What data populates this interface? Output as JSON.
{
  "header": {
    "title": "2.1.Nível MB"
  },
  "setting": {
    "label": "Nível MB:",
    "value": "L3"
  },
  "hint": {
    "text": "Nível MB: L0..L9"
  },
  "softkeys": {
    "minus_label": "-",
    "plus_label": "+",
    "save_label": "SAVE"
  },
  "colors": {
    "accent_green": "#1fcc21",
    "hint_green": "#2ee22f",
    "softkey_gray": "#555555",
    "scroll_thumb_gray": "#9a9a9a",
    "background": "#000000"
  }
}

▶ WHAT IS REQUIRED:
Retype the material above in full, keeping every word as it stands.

▶ EXERCISE OUTPUT:
What data populates this interface? Output as JSON.
{
  "header": {
    "title": "2.1.Nível MB"
  },
  "setting": {
    "label": "Nível MB:",
    "value": "L3"
  },
  "hint": {
    "text": "Nível MB: L0..L9"
  },
  "softkeys": {
    "minus_label": "-",
    "plus_label": "+",
    "save_label": "SAVE"
  },
  "colors": {
    "accent_green": "#1fcc21",
    "hint_green": "#2ee22f",
    "softkey_gray": "#555555",
    "scroll_thumb_gray": "#9a9a9a",
    "background": "#000000"
  }
}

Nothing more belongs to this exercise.